_TASK ITEM_
For every line in the records below that contains the word "Massagem", add one to a count, and report only that count.
[Start of Attachment]
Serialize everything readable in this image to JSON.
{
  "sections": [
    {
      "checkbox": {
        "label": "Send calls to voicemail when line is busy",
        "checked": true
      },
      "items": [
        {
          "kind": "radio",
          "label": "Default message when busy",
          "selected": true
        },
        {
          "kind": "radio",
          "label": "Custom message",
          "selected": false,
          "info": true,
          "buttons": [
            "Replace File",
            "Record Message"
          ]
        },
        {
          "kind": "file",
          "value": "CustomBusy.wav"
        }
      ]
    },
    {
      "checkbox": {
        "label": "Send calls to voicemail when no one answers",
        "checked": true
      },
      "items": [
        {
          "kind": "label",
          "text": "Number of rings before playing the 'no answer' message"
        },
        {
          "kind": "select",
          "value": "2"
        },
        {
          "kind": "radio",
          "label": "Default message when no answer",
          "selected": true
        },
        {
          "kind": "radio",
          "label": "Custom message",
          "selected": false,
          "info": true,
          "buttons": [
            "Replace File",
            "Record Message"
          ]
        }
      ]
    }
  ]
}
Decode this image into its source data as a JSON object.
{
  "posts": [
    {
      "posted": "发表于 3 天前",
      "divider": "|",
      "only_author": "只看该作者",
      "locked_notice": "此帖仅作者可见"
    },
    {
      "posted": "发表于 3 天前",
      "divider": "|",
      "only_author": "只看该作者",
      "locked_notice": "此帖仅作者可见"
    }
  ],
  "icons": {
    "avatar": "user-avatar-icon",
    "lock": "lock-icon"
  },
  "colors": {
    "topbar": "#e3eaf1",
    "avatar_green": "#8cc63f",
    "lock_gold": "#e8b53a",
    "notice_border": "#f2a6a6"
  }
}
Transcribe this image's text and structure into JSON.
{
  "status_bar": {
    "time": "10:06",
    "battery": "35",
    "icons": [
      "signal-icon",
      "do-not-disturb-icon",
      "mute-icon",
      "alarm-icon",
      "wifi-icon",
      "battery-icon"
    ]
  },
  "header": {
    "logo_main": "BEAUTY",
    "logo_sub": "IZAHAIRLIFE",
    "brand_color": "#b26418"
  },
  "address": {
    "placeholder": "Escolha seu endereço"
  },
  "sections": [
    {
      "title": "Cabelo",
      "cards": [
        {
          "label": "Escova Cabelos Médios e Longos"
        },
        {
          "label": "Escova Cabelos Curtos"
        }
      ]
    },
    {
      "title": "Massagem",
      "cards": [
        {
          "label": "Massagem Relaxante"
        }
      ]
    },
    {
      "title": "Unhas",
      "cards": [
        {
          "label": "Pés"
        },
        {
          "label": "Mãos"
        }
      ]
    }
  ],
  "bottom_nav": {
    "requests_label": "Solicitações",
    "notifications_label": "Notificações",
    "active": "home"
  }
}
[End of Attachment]
_RESULT FOR THIS EXERCISE_
2